**WHAT NEEDS TO BE DONE**
Would you give the listing again exactly, without its images?

**RECORDS FOR THIS EXERCISE**

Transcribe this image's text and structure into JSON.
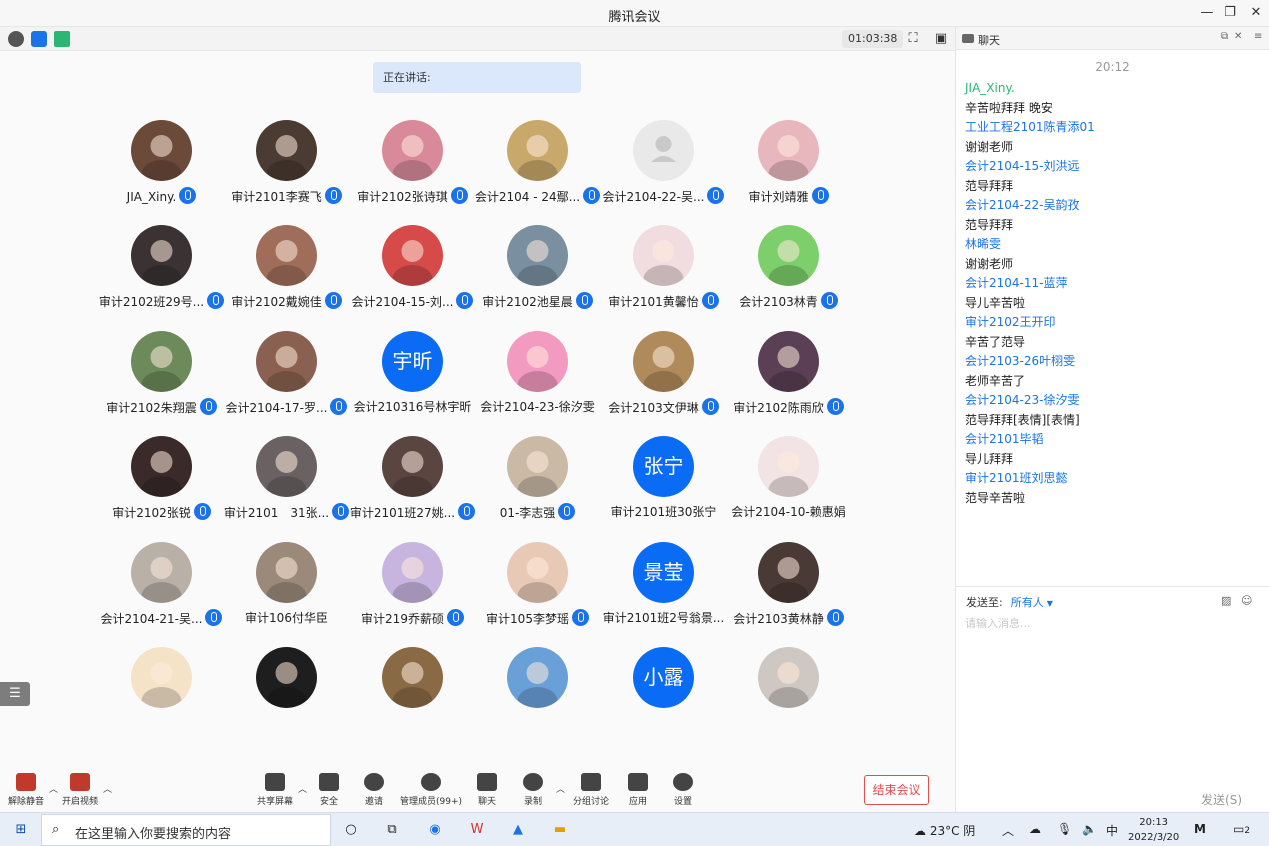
{
  "window": {
    "title": "腾讯会议",
    "min": "—",
    "restore": "❐",
    "close": "✕"
  },
  "meeting": {
    "timer": "01:03:38",
    "speaking": "正在讲话:"
  },
  "participants": [
    {
      "name": "JIA_Xiny.",
      "mic": true,
      "avatar": "photo",
      "color": "#6b4a3a"
    },
    {
      "name": "审计2101李赛飞",
      "mic": true,
      "avatar": "photo",
      "color": "#4a3b33"
    },
    {
      "name": "审计2102张诗琪",
      "mic": true,
      "avatar": "photo",
      "color": "#d98a9a"
    },
    {
      "name": "会计2104 - 24鄢...",
      "mic": true,
      "avatar": "photo",
      "color": "#c9a86b"
    },
    {
      "name": "会计2104-22-吴...",
      "mic": true,
      "avatar": "gray",
      "color": "#e9e9e9"
    },
    {
      "name": "审计刘靖雅",
      "mic": true,
      "avatar": "photo",
      "color": "#e8b7bd"
    },
    {
      "name": "审计2102班29号...",
      "mic": true,
      "avatar": "photo",
      "color": "#3b3333"
    },
    {
      "name": "审计2102戴婉佳",
      "mic": true,
      "avatar": "photo",
      "color": "#a06d5a"
    },
    {
      "name": "会计2104-15-刘...",
      "mic": true,
      "avatar": "photo",
      "color": "#d64a4a"
    },
    {
      "name": "审计2102池星晨",
      "mic": true,
      "avatar": "photo",
      "color": "#7a8fa0"
    },
    {
      "name": "审计2101黄馨怡",
      "mic": true,
      "avatar": "photo",
      "color": "#f1dde0"
    },
    {
      "name": "会计2103林青",
      "mic": true,
      "avatar": "photo",
      "color": "#7ccf6a"
    },
    {
      "name": "审计2102朱翔震",
      "mic": true,
      "avatar": "photo",
      "color": "#6c8a5a"
    },
    {
      "name": "会计2104-17-罗...",
      "mic": true,
      "avatar": "photo",
      "color": "#8a6150"
    },
    {
      "name": "会计210316号林宇昕",
      "mic": false,
      "avatar": "text",
      "text": "宇昕",
      "color": "#0a6cf5"
    },
    {
      "name": "会计2104-23-徐汐雯",
      "mic": false,
      "avatar": "photo",
      "color": "#f39ac0"
    },
    {
      "name": "会计2103文伊琳",
      "mic": true,
      "avatar": "photo",
      "color": "#b08a5a"
    },
    {
      "name": "审计2102陈雨欣",
      "mic": true,
      "avatar": "photo",
      "color": "#5a3f55"
    },
    {
      "name": "审计2102张锐",
      "mic": true,
      "avatar": "photo",
      "color": "#3a2a2a"
    },
    {
      "name": "审计2101　31张...",
      "mic": true,
      "avatar": "photo",
      "color": "#6a6262"
    },
    {
      "name": "审计2101班27姚...",
      "mic": true,
      "avatar": "photo",
      "color": "#5a4540"
    },
    {
      "name": "01-李志强",
      "mic": true,
      "avatar": "photo",
      "color": "#c9b9a5"
    },
    {
      "name": "审计2101班30张宁",
      "mic": false,
      "avatar": "text",
      "text": "张宁",
      "color": "#0a6cf5"
    },
    {
      "name": "会计2104-10-赖惠娟",
      "mic": false,
      "avatar": "photo",
      "color": "#f2e3e5"
    },
    {
      "name": "会计2104-21-吴...",
      "mic": true,
      "avatar": "photo",
      "color": "#b9b0a8"
    },
    {
      "name": "审计106付华臣",
      "mic": false,
      "avatar": "photo",
      "color": "#9b8a7a"
    },
    {
      "name": "审计219乔薪硕",
      "mic": true,
      "avatar": "photo",
      "color": "#c7b5e0"
    },
    {
      "name": "审计105李梦瑶",
      "mic": true,
      "avatar": "photo",
      "color": "#e8c9b5"
    },
    {
      "name": "审计2101班2号翁景...",
      "mic": false,
      "avatar": "text",
      "text": "景莹",
      "color": "#0a6cf5"
    },
    {
      "name": "会计2103黄林静",
      "mic": true,
      "avatar": "photo",
      "color": "#4a3a35"
    },
    {
      "name": "",
      "mic": false,
      "avatar": "photo",
      "color": "#f5e3c8"
    },
    {
      "name": "",
      "mic": false,
      "avatar": "photo",
      "color": "#1e1e1e"
    },
    {
      "name": "",
      "mic": false,
      "avatar": "photo",
      "color": "#8a6a45"
    },
    {
      "name": "",
      "mic": false,
      "avatar": "photo",
      "color": "#6aa0d8"
    },
    {
      "name": "",
      "mic": false,
      "avatar": "text",
      "text": "小露",
      "color": "#0a6cf5"
    },
    {
      "name": "",
      "mic": false,
      "avatar": "photo",
      "color": "#cfc7c2"
    }
  ],
  "toolbar": {
    "unmute": "解除静音",
    "video": "开启视频",
    "share": "共享屏幕",
    "security": "安全",
    "invite": "邀请",
    "members": "管理成员(99+)",
    "chat": "聊天",
    "record": "录制",
    "breakout": "分组讨论",
    "apps": "应用",
    "settings": "设置",
    "end": "结束会议"
  },
  "chat": {
    "title": "聊天",
    "time": "20:12",
    "messages": [
      {
        "sender": "JIA_Xiny.",
        "text": "辛苦啦拜拜 晚安"
      },
      {
        "sender": "工业工程2101陈青添01",
        "text": "谢谢老师"
      },
      {
        "sender": "会计2104-15-刘洪远",
        "text": "范导拜拜"
      },
      {
        "sender": "会计2104-22-吴韵孜",
        "text": "范导拜拜"
      },
      {
        "sender": "林晞雯",
        "text": "谢谢老师"
      },
      {
        "sender": "会计2104-11-蓝萍",
        "text": "导儿辛苦啦"
      },
      {
        "sender": "审计2102王开印",
        "text": "辛苦了范导"
      },
      {
        "sender": "会计2103-26叶栩雯",
        "text": "老师辛苦了"
      },
      {
        "sender": "会计2104-23-徐汐雯",
        "text": "范导拜拜[表情][表情]"
      },
      {
        "sender": "会计2101毕韬",
        "text": "导儿拜拜"
      },
      {
        "sender": "审计2101班刘思懿",
        "text": "范导辛苦啦"
      }
    ],
    "send_to_label": "发送至:",
    "send_to_value": "所有人",
    "input_placeholder": "请输入消息...",
    "send": "发送(S)"
  },
  "taskbar": {
    "search_placeholder": "在这里输入你要搜索的内容",
    "weather": "23°C 阴",
    "ime": "中",
    "time": "20:13",
    "date": "2022/3/20",
    "notif_count": "2"
  }
}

**TASK RESPONSE**
Transcribe this image's text and structure into JSON.
{
  "window": {
    "title": "腾讯会议",
    "min": "—",
    "restore": "❐",
    "close": "✕"
  },
  "meeting": {
    "timer": "01:03:38",
    "speaking": "正在讲话:"
  },
  "participants": [
    {
      "name": "JIA_Xiny.",
      "mic": true,
      "avatar": "photo",
      "color": "#6b4a3a"
    },
    {
      "name": "审计2101李赛飞",
      "mic": true,
      "avatar": "photo",
      "color": "#4a3b33"
    },
    {
      "name": "审计2102张诗琪",
      "mic": true,
      "avatar": "photo",
      "color": "#d98a9a"
    },
    {
      "name": "会计2104 - 24鄢...",
      "mic": true,
      "avatar": "photo",
      "color": "#c9a86b"
    },
    {
      "name": "会计2104-22-吴...",
      "mic": true,
      "avatar": "gray",
      "color": "#e9e9e9"
    },
    {
      "name": "审计刘靖雅",
      "mic": true,
      "avatar": "photo",
      "color": "#e8b7bd"
    },
    {
      "name": "审计2102班29号...",
      "mic": true,
      "avatar": "photo",
      "color": "#3b3333"
    },
    {
      "name": "审计2102戴婉佳",
      "mic": true,
      "avatar": "photo",
      "color": "#a06d5a"
    },
    {
      "name": "会计2104-15-刘...",
      "mic": true,
      "avatar": "photo",
      "color": "#d64a4a"
    },
    {
      "name": "审计2102池星晨",
      "mic": true,
      "avatar": "photo",
      "color": "#7a8fa0"
    },
    {
      "name": "审计2101黄馨怡",
      "mic": true,
      "avatar": "photo",
      "color": "#f1dde0"
    },
    {
      "name": "会计2103林青",
      "mic": true,
      "avatar": "photo",
      "color": "#7ccf6a"
    },
    {
      "name": "审计2102朱翔震",
      "mic": true,
      "avatar": "photo",
      "color": "#6c8a5a"
    },
    {
      "name": "会计2104-17-罗...",
      "mic": true,
      "avatar": "photo",
      "color": "#8a6150"
    },
    {
      "name": "会计210316号林宇昕",
      "mic": false,
      "avatar": "text",
      "text": "宇昕",
      "color": "#0a6cf5"
    },
    {
      "name": "会计2104-23-徐汐雯",
      "mic": false,
      "avatar": "photo",
      "color": "#f39ac0"
    },
    {
      "name": "会计2103文伊琳",
      "mic": true,
      "avatar": "photo",
      "color": "#b08a5a"
    },
    {
      "name": "审计2102陈雨欣",
      "mic": true,
      "avatar": "photo",
      "color": "#5a3f55"
    },
    {
      "name": "审计2102张锐",
      "mic": true,
      "avatar": "photo",
      "color": "#3a2a2a"
    },
    {
      "name": "审计2101　31张...",
      "mic": true,
      "avatar": "photo",
      "color": "#6a6262"
    },
    {
      "name": "审计2101班27姚...",
      "mic": true,
      "avatar": "photo",
      "color": "#5a4540"
    },
    {
      "name": "01-李志强",
      "mic": true,
      "avatar": "photo",
      "color": "#c9b9a5"
    },
    {
      "name": "审计2101班30张宁",
      "mic": false,
      "avatar": "text",
      "text": "张宁",
      "color": "#0a6cf5"
    },
    {
      "name": "会计2104-10-赖惠娟",
      "mic": false,
      "avatar": "photo",
      "color": "#f2e3e5"
    },
    {
      "name": "会计2104-21-吴...",
      "mic": true,
      "avatar": "photo",
      "color": "#b9b0a8"
    },
    {
      "name": "审计106付华臣",
      "mic": false,
      "avatar": "photo",
      "color": "#9b8a7a"
    },
    {
      "name": "审计219乔薪硕",
      "mic": true,
      "avatar": "photo",
      "color": "#c7b5e0"
    },
    {
      "name": "审计105李梦瑶",
      "mic": true,
      "avatar": "photo",
      "color": "#e8c9b5"
    },
    {
      "name": "审计2101班2号翁景...",
      "mic": false,
      "avatar": "text",
      "text": "景莹",
      "color": "#0a6cf5"
    },
    {
      "name": "会计2103黄林静",
      "mic": true,
      "avatar": "photo",
      "color": "#4a3a35"
    },
    {
      "name": "",
      "mic": false,
      "avatar": "photo",
      "color": "#f5e3c8"
    },
    {
      "name": "",
      "mic": false,
      "avatar": "photo",
      "color": "#1e1e1e"
    },
    {
      "name": "",
      "mic": false,
      "avatar": "photo",
      "color": "#8a6a45"
    },
    {
      "name": "",
      "mic": false,
      "avatar": "photo",
      "color": "#6aa0d8"
    },
    {
      "name": "",
      "mic": false,
      "avatar": "text",
      "text": "小露",
      "color": "#0a6cf5"
    },
    {
      "name": "",
      "mic": false,
      "avatar": "photo",
      "color": "#cfc7c2"
    }
  ],
  "toolbar": {
    "unmute": "解除静音",
    "video": "开启视频",
    "share": "共享屏幕",
    "security": "安全",
    "invite": "邀请",
    "members": "管理成员(99+)",
    "chat": "聊天",
    "record": "录制",
    "breakout": "分组讨论",
    "apps": "应用",
    "settings": "设置",
    "end": "结束会议"
  },
  "chat": {
    "title": "聊天",
    "time": "20:12",
    "messages": [
      {
        "sender": "JIA_Xiny.",
        "text": "辛苦啦拜拜 晚安"
      },
      {
        "sender": "工业工程2101陈青添01",
        "text": "谢谢老师"
      },
      {
        "sender": "会计2104-15-刘洪远",
        "text": "范导拜拜"
      },
      {
        "sender": "会计2104-22-吴韵孜",
        "text": "范导拜拜"
      },
      {
        "sender": "林晞雯",
        "text": "谢谢老师"
      },
      {
        "sender": "会计2104-11-蓝萍",
        "text": "导儿辛苦啦"
      },
      {
        "sender": "审计2102王开印",
        "text": "辛苦了范导"
      },
      {
        "sender": "会计2103-26叶栩雯",
        "text": "老师辛苦了"
      },
      {
        "sender": "会计2104-23-徐汐雯",
        "text": "范导拜拜[表情][表情]"
      },
      {
        "sender": "会计2101毕韬",
        "text": "导儿拜拜"
      },
      {
        "sender": "审计2101班刘思懿",
        "text": "范导辛苦啦"
      }
    ],
    "send_to_label": "发送至:",
    "send_to_value": "所有人",
    "input_placeholder": "请输入消息...",
    "send": "发送(S)"
  },
  "taskbar": {
    "search_placeholder": "在这里输入你要搜索的内容",
    "weather": "23°C 阴",
    "ime": "中",
    "time": "20:13",
    "date": "2022/3/20",
    "notif_count": "2"
  }
}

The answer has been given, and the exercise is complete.